Snake Creek Road and Campsites Closed
The Snake Creek Road will be closed from the park boundary into the park to begin work on campsites, trails and restroom improvements. Work will continue until snow closes the project. Work will resume in Spring 2015.
Horseback Riding & Pack Animals
Horses and other pack animals (mules, burros, and llamas) are welcome in the backcountry of Great Basin National Park. Horses are not allowed in developed campgrounds. Camping at trailheads is also prohibited.
When planning a horseback riding or pack trip, please keep the following regulations in mind:

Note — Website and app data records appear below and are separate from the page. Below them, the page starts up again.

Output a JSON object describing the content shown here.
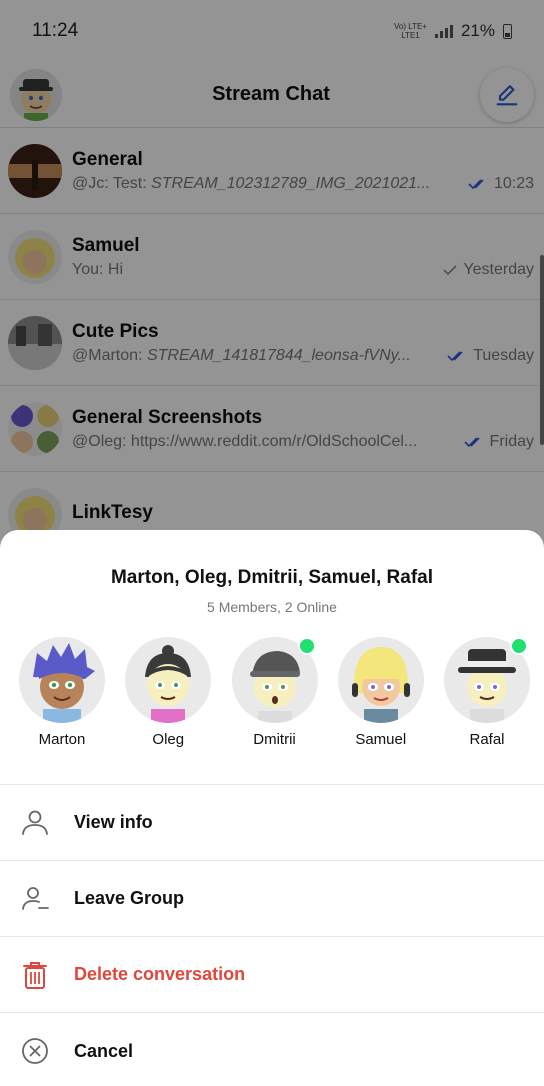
{
  "status_bar": {
    "time": "11:24",
    "network_line1": "Vo) LTE+",
    "network_line2": "LTE1",
    "battery": "21%"
  },
  "header": {
    "title": "Stream Chat"
  },
  "channels": [
    {
      "name": "General",
      "preview_prefix": "@Jc: Test: ",
      "preview_attachment": "STREAM_102312789_IMG_2021021...",
      "time": "10:23",
      "read_state": "double-check-blue"
    },
    {
      "name": "Samuel",
      "preview_prefix": "You: Hi",
      "preview_attachment": "",
      "time": "Yesterday",
      "read_state": "single-check-gray"
    },
    {
      "name": "Cute Pics",
      "preview_prefix": "@Marton: ",
      "preview_attachment": "STREAM_141817844_leonsa-fVNy...",
      "time": "Tuesday",
      "read_state": "double-check-blue"
    },
    {
      "name": "General Screenshots",
      "preview_prefix": "@Oleg: https://www.reddit.com/r/OldSchoolCel...",
      "preview_attachment": "",
      "time": "Friday",
      "read_state": "double-check-blue"
    },
    {
      "name": "LinkTesy",
      "preview_prefix": "",
      "preview_attachment": "",
      "time": "",
      "read_state": ""
    }
  ],
  "sheet": {
    "title": "Marton, Oleg, Dmitrii, Samuel, Rafal",
    "subtitle": "5 Members,  2 Online",
    "members": [
      {
        "name": "Marton",
        "online": false
      },
      {
        "name": "Oleg",
        "online": false
      },
      {
        "name": "Dmitrii",
        "online": true
      },
      {
        "name": "Samuel",
        "online": false
      },
      {
        "name": "Rafal",
        "online": true
      }
    ],
    "actions": {
      "view_info": "View info",
      "leave_group": "Leave Group",
      "delete_conversation": "Delete conversation",
      "cancel": "Cancel"
    }
  },
  "colors": {
    "accent_blue": "#2d5bd6",
    "danger_red": "#e0463c",
    "online_green": "#20e070",
    "overlay": "rgba(0,0,0,0.42)"
  },
  "icons": {
    "compose": "pencil-icon",
    "view_info": "person-icon",
    "leave_group": "person-minus-icon",
    "delete": "trash-icon",
    "cancel": "close-circle-icon"
  }
}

Certified Weed-free Hay Is Required!Noxious weed free hay is now required! As of January 1, 2003, all hay and straw entering National Forests and National Parks must be Certified Noxious Weed Free. Animals must be fed Certified Weed Free hay for one week before arrival.
Visitors will be required to show proof of certification for any hay or straw used while in Great Basin National Park. Visitors using uncertified hay or straw will be fined. This program is intended to reduce the spread of invasive non-native weeds on federal lands. Invasive non-native weeds cost the environment, recreation, agriculture, and industry an estimated $23 billion a year.
The following websites have information and lists of weed-free hay providers in Nevada and Utah:
For more information, contact:
Did You Know?
Great Basin National Park is home to Lexington Arch, one of the largest limestone arches in the western United States. This six-story arch was created by the forces of weather working slowly over the span of centuries. This type of above ground limestone arch is rare.